Two developments have rocked the Latvian banking system in recent days. Last week, the country’s third-largest bank, ABLV Bank, was accused by the United States Treasury Department of systematic money laundering and aiding in the circumvention of the sanctions imposed on North Korea. Separately, Latvian Central Bank Governor Ilmars Rimsevics, one of the longest-serving central bank heads in Europe, was held over the weekend by Latvia’s anti-corruption authority after he was accused by officials at Norvik Banka of having demanded a bribe. As of now, the two developments appear unrelated.

Atlantic Council analysts discuss agreement that could end political uncertainty in Germany

German Chancellor Angela Merkel on February 7 moved a step closer to forming a coalition government that would include her conservative Christian Democrats (CDU/CSU) and the center-left Social Democrats (SPD).

But first, more than 460,000 members of the SPD will need to approve the coalition agreement in a postal ballot. The results will be announced on March 4.

Approval of the deal would end more than four months of political wrangling that have followed an inconclusive election in September and keep Merkel at the helm for a fourth term as chancellor.
US stocks saw another volatile day on February 6 as ripples spread to global markets.

The Dow Jones industrial average dropped more than 4 percent—a nearly 1,200-point decline—on February 5. The declines for the S&P 500 index and the Dow Jones Industrial Average were the biggest single-day percentage drops since August 2011. The Dow closed 567 points higher on February 6.
The apparent lack of US preparation and defense nearly eighteen months after Russia’s interference in the presidential elections, especially given numerous media reports that Russia aims to interfere in the 2018 US midterm elections, is deeply troubling. We are heartened that Congress has taken up leadership to defend the US electoral process. But notwithstanding its good intent and timeliness, the Defending Elections from Threats by Establishing Redlines (DETER) Act of 2018, recently introduced by Sens. Marco Rubio (R-FL) and Chris Van Hollen (D-MD), is pursuing the right thing in the wrong way. 
UK Prime Minister Theresa May might have secured a major victory in the Brexit process, but she still faces exceptional political, social, and economic challenges in the second phase of negotiating the United Kingdom’s separation from the European Union (EU). European Council President Donald Tusk has already stated the latter half of the negotiations “will be more difficult than the first.”

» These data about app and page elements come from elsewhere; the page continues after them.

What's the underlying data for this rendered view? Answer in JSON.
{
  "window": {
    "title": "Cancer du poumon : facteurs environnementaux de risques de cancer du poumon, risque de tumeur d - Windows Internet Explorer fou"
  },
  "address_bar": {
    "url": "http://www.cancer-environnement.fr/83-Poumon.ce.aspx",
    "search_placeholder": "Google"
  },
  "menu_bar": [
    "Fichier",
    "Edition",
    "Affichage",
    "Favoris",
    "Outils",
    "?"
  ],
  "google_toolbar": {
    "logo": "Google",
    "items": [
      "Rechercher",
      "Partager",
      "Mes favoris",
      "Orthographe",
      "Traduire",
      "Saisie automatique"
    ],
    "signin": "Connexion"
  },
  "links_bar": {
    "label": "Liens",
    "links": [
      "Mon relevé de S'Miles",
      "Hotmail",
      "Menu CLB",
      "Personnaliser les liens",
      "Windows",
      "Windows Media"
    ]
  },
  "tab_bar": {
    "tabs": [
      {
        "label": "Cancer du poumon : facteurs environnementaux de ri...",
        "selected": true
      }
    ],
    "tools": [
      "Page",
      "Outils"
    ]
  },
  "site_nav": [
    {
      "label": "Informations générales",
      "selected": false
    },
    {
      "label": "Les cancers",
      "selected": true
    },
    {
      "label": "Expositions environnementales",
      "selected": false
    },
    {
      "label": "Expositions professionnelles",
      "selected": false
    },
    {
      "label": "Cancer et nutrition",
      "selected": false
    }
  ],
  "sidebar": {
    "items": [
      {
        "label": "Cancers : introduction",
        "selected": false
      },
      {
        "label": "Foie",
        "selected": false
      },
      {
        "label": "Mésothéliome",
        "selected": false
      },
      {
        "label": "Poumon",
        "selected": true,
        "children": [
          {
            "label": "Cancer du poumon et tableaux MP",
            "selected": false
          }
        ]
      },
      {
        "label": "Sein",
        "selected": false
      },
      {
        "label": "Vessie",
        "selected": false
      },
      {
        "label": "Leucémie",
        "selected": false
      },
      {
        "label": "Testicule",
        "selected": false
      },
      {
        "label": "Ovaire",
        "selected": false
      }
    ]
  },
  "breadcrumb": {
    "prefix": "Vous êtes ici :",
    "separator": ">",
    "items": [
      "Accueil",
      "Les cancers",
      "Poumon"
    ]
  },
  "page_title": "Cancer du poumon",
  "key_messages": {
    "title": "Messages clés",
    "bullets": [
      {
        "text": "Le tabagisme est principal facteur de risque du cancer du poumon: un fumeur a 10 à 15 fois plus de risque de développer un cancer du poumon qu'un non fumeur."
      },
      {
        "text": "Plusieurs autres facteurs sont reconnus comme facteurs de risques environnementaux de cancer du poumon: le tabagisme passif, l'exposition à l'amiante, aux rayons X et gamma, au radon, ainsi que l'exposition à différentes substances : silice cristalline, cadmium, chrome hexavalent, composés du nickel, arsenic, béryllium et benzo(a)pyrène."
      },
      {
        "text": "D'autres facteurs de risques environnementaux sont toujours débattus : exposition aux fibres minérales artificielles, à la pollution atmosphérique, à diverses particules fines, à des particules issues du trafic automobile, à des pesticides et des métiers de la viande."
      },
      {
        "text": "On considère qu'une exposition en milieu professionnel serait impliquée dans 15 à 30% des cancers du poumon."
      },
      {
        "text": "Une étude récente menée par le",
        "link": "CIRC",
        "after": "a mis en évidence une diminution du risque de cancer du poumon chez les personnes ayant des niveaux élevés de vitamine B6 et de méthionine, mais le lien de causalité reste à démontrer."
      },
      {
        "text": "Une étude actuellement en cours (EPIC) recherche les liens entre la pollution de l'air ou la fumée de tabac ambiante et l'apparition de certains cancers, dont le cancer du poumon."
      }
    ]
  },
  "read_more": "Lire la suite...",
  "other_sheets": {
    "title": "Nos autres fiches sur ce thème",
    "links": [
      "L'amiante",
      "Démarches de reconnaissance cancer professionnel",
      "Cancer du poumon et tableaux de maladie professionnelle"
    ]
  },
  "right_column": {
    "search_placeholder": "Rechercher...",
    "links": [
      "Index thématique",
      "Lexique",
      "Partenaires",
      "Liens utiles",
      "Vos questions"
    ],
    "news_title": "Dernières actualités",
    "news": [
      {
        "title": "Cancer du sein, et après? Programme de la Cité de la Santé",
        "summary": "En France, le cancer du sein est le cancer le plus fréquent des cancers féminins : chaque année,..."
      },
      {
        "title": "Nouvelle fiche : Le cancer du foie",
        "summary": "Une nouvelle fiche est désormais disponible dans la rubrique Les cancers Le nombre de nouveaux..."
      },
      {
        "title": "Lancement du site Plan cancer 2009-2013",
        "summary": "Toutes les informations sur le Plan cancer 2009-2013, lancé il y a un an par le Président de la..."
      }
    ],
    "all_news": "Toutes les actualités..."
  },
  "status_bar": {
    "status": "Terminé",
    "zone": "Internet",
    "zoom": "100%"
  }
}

On December 8 May achieved what many skeptics of the process did not consider possible, an agreement with the EU to further negotiations to define at least an outline of what the future trade relationship between the UK and the EU will look like.
Venezuela’s default on a massive international debt and Russia’s ongoing financial assistance to the South American country that is under both US and European Union (EU) sanctions, will push Caracas further into Moscow’s sphere of influence, according to an Atlantic Council analyst.

“The Russians are throwing lifelines to the criminal Venezuelan regime with the intention of further pushing Caracas into Moscow’s orbit. With Venezuela both under US and EU sanctions and being shunned by the major countries of the hemisphere, the Russians see an opportunity to swoop in and use the situation to their advantage,” said Jason Marczak, director of the Atlantic Council’s Adrienne Arsht Latin America Center. He described how a country that is diplomatically isolated and run by an anti-US regime “provides a huge opportunity for Russia to establish a further footprint in a country that is within the geostrategic, geographical orbit of the United States.”